### INFORMATION PROVIDED ###

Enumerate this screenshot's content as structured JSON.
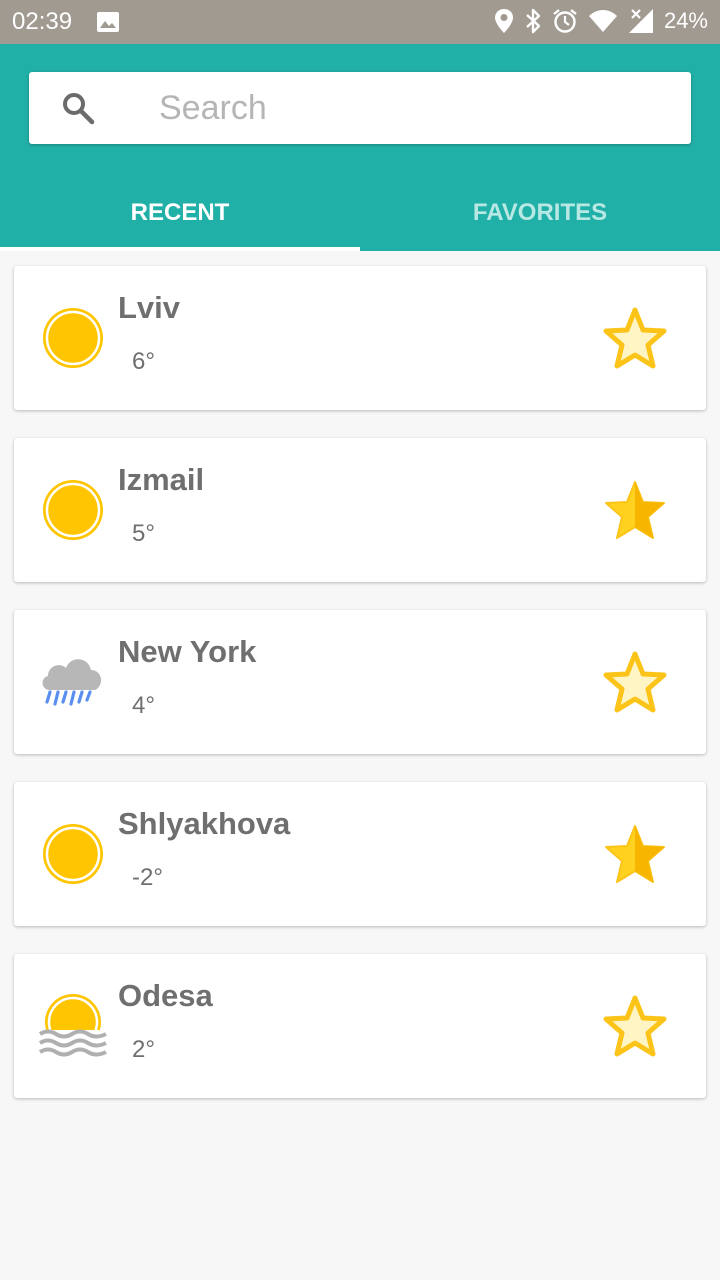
{
  "status_bar": {
    "time": "02:39",
    "battery": "24%"
  },
  "search": {
    "placeholder": "Search",
    "value": ""
  },
  "tabs": [
    {
      "label": "RECENT",
      "active": true
    },
    {
      "label": "FAVORITES",
      "active": false
    }
  ],
  "cities": [
    {
      "name": "Lviv",
      "temp": "6°",
      "weather_icon": "sun-icon",
      "favorite": false
    },
    {
      "name": "Izmail",
      "temp": "5°",
      "weather_icon": "sun-icon",
      "favorite": true
    },
    {
      "name": "New York",
      "temp": "4°",
      "weather_icon": "rain-cloud-icon",
      "favorite": false
    },
    {
      "name": "Shlyakhova",
      "temp": "-2°",
      "weather_icon": "sun-icon",
      "favorite": true
    },
    {
      "name": "Odesa",
      "temp": "2°",
      "weather_icon": "sun-haze-icon",
      "favorite": false
    }
  ],
  "colors": {
    "primary": "#20b0a7",
    "status_bar": "#a09a91",
    "star": "#fcc419",
    "sun": "#ffc500"
  }
}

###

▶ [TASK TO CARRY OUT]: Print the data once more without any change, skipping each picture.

▶ [RESULT FOR THIS EXERCISE]:
Enumerate this screenshot's content as structured JSON.
{
  "status_bar": {
    "time": "02:39",
    "battery": "24%"
  },
  "search": {
    "placeholder": "Search",
    "value": ""
  },
  "tabs": [
    {
      "label": "RECENT",
      "active": true
    },
    {
      "label": "FAVORITES",
      "active": false
    }
  ],
  "cities": [
    {
      "name": "Lviv",
      "temp": "6°",
      "weather_icon": "sun-icon",
      "favorite": false
    },
    {
      "name": "Izmail",
      "temp": "5°",
      "weather_icon": "sun-icon",
      "favorite": true
    },
    {
      "name": "New York",
      "temp": "4°",
      "weather_icon": "rain-cloud-icon",
      "favorite": false
    },
    {
      "name": "Shlyakhova",
      "temp": "-2°",
      "weather_icon": "sun-icon",
      "favorite": true
    },
    {
      "name": "Odesa",
      "temp": "2°",
      "weather_icon": "sun-haze-icon",
      "favorite": false
    }
  ],
  "colors": {
    "primary": "#20b0a7",
    "status_bar": "#a09a91",
    "star": "#fcc419",
    "sun": "#ffc500"
  }
}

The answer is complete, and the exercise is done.